The heat in his vivarium is generated by the lights on a 12-hour timer, 12 hours on and 12 hours in the dark when he sleeps on a branch until the lights come back on again. One light is his equivalent of the sun where he basks under it. Chameleons bask in the sun, it helps to digest their food and of course, keep them warm. The other light in his vivarium is a UVB tube. The UVB light is needed for chameleons to process calcium in captivity, without it Grump could develop serious health problems such as Metabolic Bone Disease. All his food is dusted with calcium powder and vitamins, to keep him healthy and his bones strong. Metabolic Bone Disease can damage a chameleon’s limbs and make them misshapen and deformed and eventually they are unable to use their limbs to climb.
Chameleons are an omnivorous species, meaning they feed mainly on live insects but occasionally on vegetation. Their greatest adaptation is their tongue, with a length of roughly twice the body length, Grump is able to capture distant insects instantly.
It is amazing to sit back and watch him hunt his food and see his tongue shoot across the vivarium capturing a locust who was wandering around minding its own business. He gets fed a diet of live food, locusts, Mealworms, Morio worms and wax worms. And he has a fresh parsley plant. He also has the odd nibble at his live plants in his vivarium, the plants are a non-poisonous variety of plant as not every plant is safe for a chameleon to eat.
Other times Grump likes to be a taxi service for his food, the locusts hop on and off him as they please, or maybe it is the latest in Chamelon headwear. He can remove them from his body himself when they annoy him too much!
Grump lives on his own as Chameleons are a solitary species and only come together in the wild only for breeding. If there was a female in with him and if it wasn’t breeding time they would fight. Most Female chameleons lay eggs, though they do not need a mate to lay eggs and will lay unfertilized eggs every three to six months. The only exception to a chameleon laying eggs is Jackson’s chameleon which gives birth to live chameleons that have hatched inside her body.
Colour Changing…Kind Of
Chameleons can change colour, though unlike the Television adverts would have you believe they cant change into any old colour. They darken or lighten their own colours, at times Grump can be quite dark green with brown and yellow stripes. Other times he is a lighter green and his other colours would brighten to. They do try to camouflage themselves out in the wild to hide from predators. Grump will also react to the colours I am wearing. If I wear a bright red jumper, I won’t see him all day as he will hide in his vivarium among the plants.
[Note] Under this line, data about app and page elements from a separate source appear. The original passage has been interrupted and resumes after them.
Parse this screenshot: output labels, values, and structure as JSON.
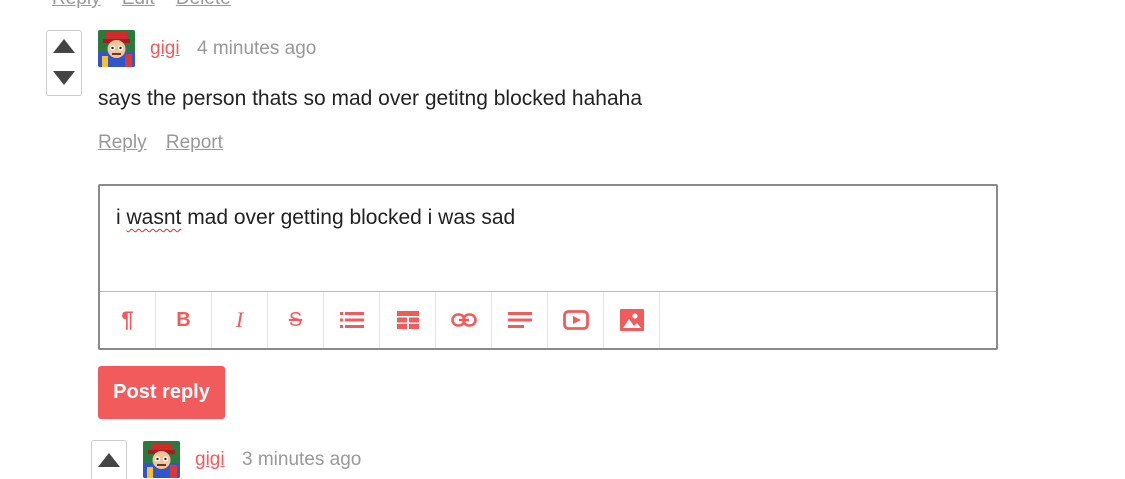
{
  "previous_actions": [
    "Reply",
    "Edit",
    "Delete"
  ],
  "comment": {
    "author": "gigi",
    "time": "4 minutes ago",
    "text": "says the person thats so mad over getitng blocked hahaha",
    "actions": {
      "reply": "Reply",
      "report": "Report"
    }
  },
  "reply_editor": {
    "text_prefix": "i ",
    "text_misspelled": "wasnt",
    "text_suffix": " mad over getting blocked i was sad",
    "toolbar": [
      {
        "name": "paragraph-icon",
        "glyph": "¶"
      },
      {
        "name": "bold-icon",
        "glyph": "B"
      },
      {
        "name": "italic-icon",
        "glyph": "I"
      },
      {
        "name": "strikethrough-icon",
        "glyph": "S"
      },
      {
        "name": "list-icon",
        "glyph": ""
      },
      {
        "name": "table-icon",
        "glyph": ""
      },
      {
        "name": "link-icon",
        "glyph": ""
      },
      {
        "name": "align-icon",
        "glyph": ""
      },
      {
        "name": "video-icon",
        "glyph": ""
      },
      {
        "name": "image-icon",
        "glyph": ""
      }
    ]
  },
  "post_button": "Post reply",
  "next_comment": {
    "author": "gigi",
    "time": "3 minutes ago"
  },
  "colors": {
    "accent": "#f25b5b",
    "muted": "#999999"
  }
}
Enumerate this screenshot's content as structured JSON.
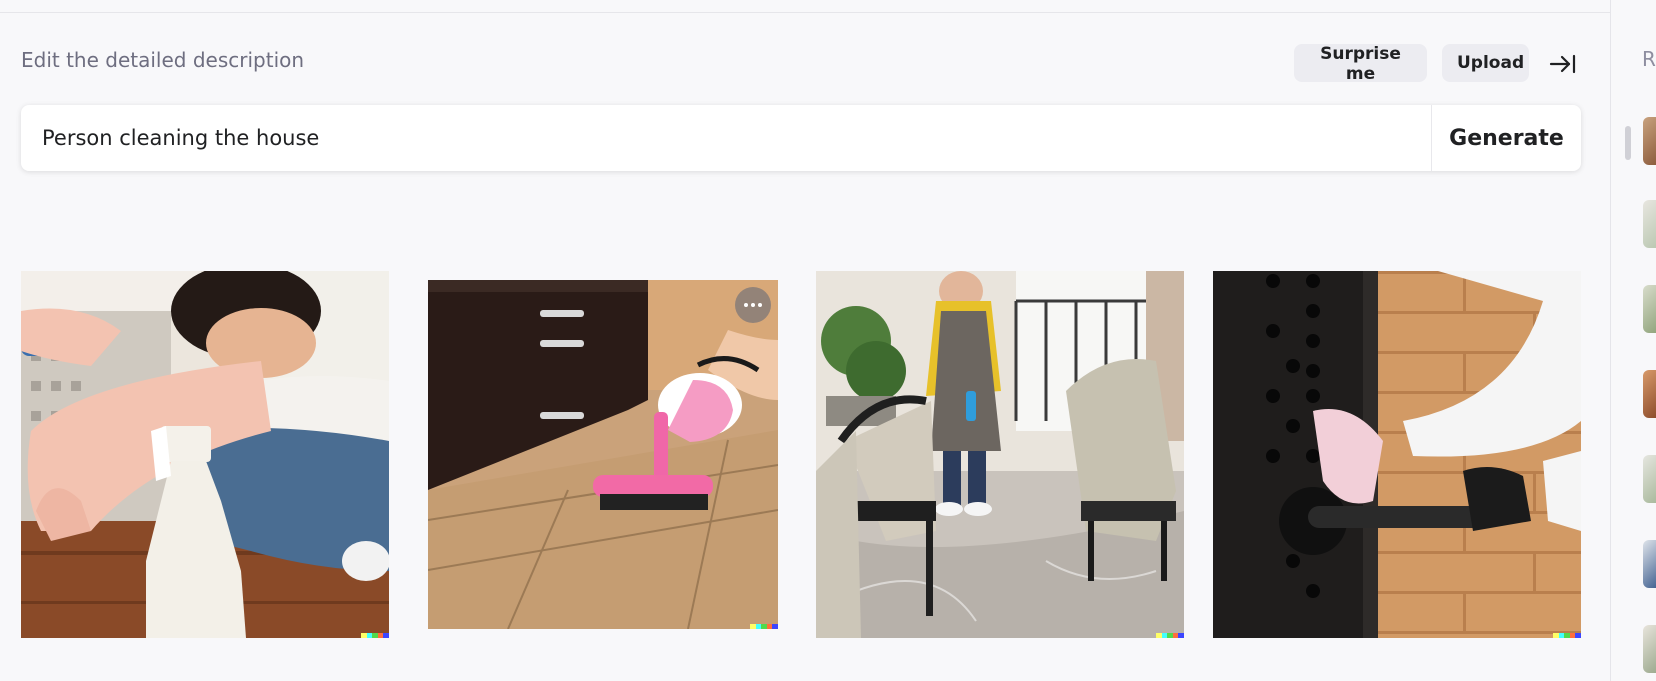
{
  "header": {
    "subtitle": "Edit the detailed description",
    "surprise_label": "Surprise me",
    "upload_label": "Upload",
    "collapse_icon": "collapse-right-icon"
  },
  "prompt": {
    "value": "Person cleaning the house",
    "generate_label": "Generate"
  },
  "results": [
    {
      "description": "man in pink gloves with spray bottle on wood floor"
    },
    {
      "description": "pink handheld vacuum on tile floor"
    },
    {
      "description": "woman in apron mopping shiny floor near chairs"
    },
    {
      "description": "gloved hand wiping black door handle"
    }
  ],
  "image_menu_icon": "more-dots-icon",
  "signature_colors": [
    "#ffff66",
    "#42ffff",
    "#51da4c",
    "#ff6e3c",
    "#3c46ff"
  ],
  "sidebar": {
    "title": "R"
  }
}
As you can see in the video Grump is having a drink of fresh water from the spray gun I use to keep the humidity up and water the plants. He will drink from it most mornings, and if he doesn’t he will drink the water of the plant leaves.
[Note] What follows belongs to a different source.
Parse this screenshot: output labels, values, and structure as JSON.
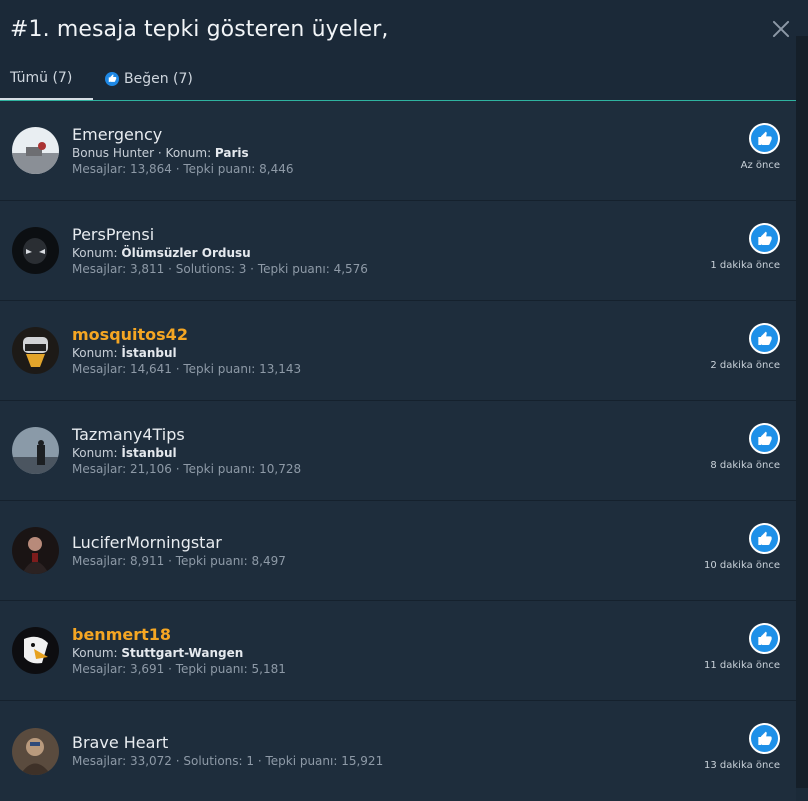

A chameleon’s eyes are one of its defining features. You can see in the video how they bulge out the side of a Grump’s head and appear to swivel about in all directions. Chameleon’s eyes are mounted on small turrets that move independently so one eye can see in front and the other behind, meaning a chameleon can constantly scan their environment for prey and predators. It also means that when Grump is walking away from me he is still constantly watching what I am doing as his eyes are swivelled back, which is quite odd to see.
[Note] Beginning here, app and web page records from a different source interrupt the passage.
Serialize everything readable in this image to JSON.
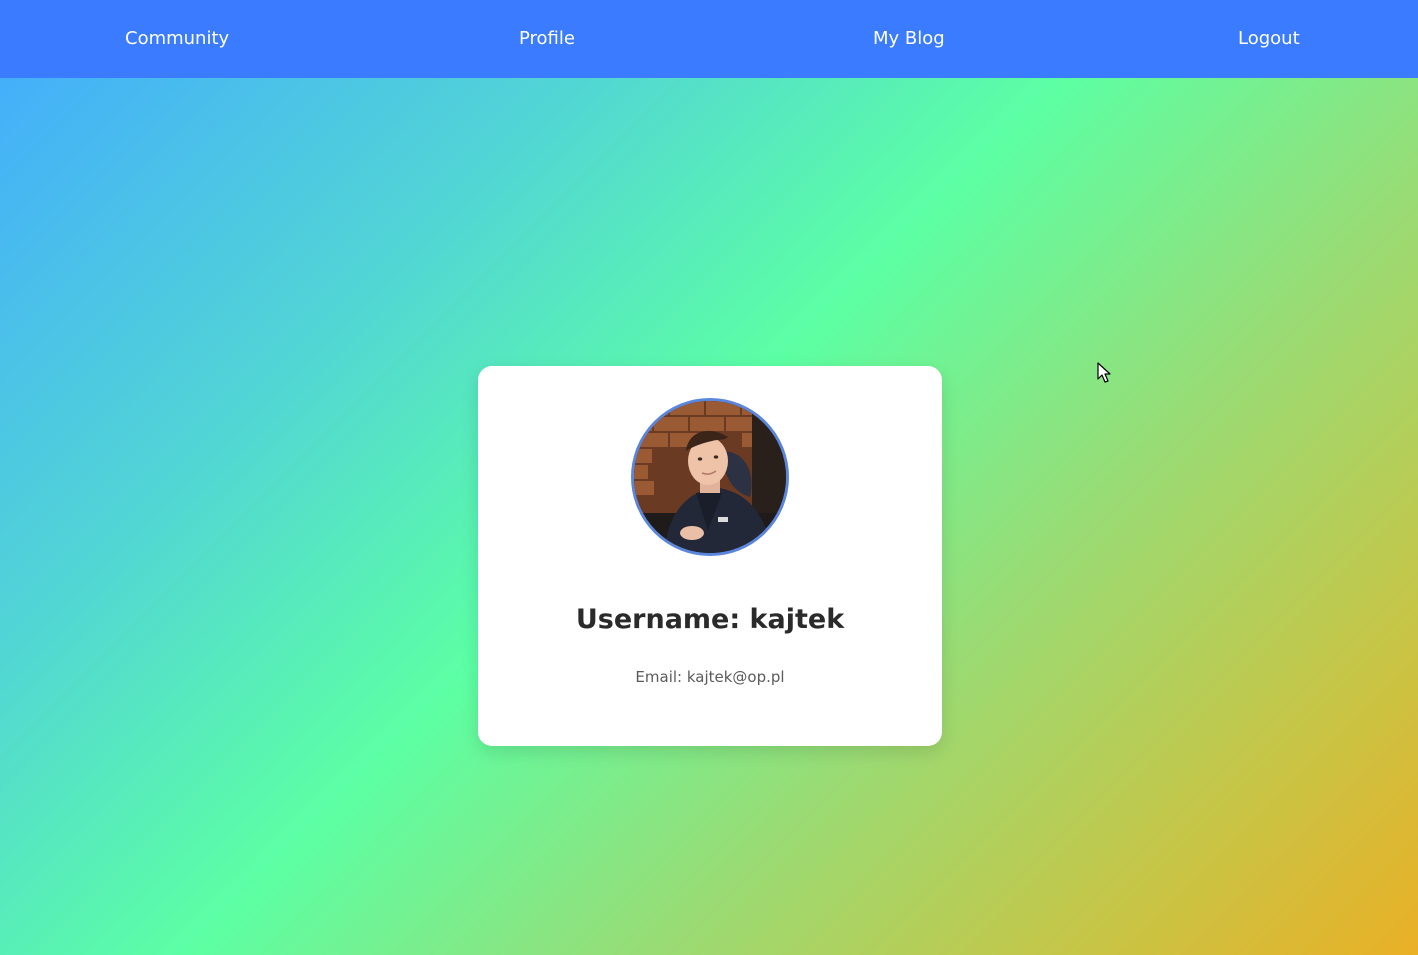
{
  "nav": {
    "items": [
      {
        "label": "Community"
      },
      {
        "label": "Profile"
      },
      {
        "label": "My Blog"
      },
      {
        "label": "Logout"
      }
    ],
    "background_color": "#3a7bff"
  },
  "profile_card": {
    "avatar_icon": "profile-photo",
    "username_text": "Username: kajtek",
    "email_text": "Email: kajtek@op.pl",
    "avatar_border_color": "#5a86dc"
  },
  "background": {
    "gradient_colors": [
      "#42aaff",
      "#5cffa4",
      "#eab026"
    ]
  }
}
Grump has 180 degrees horizontally and 90 degrees vertically vision with a total field vision of 342 degrees with a blind spot of 18 degrees directly behind their head. Such an amazing animal to own and care for!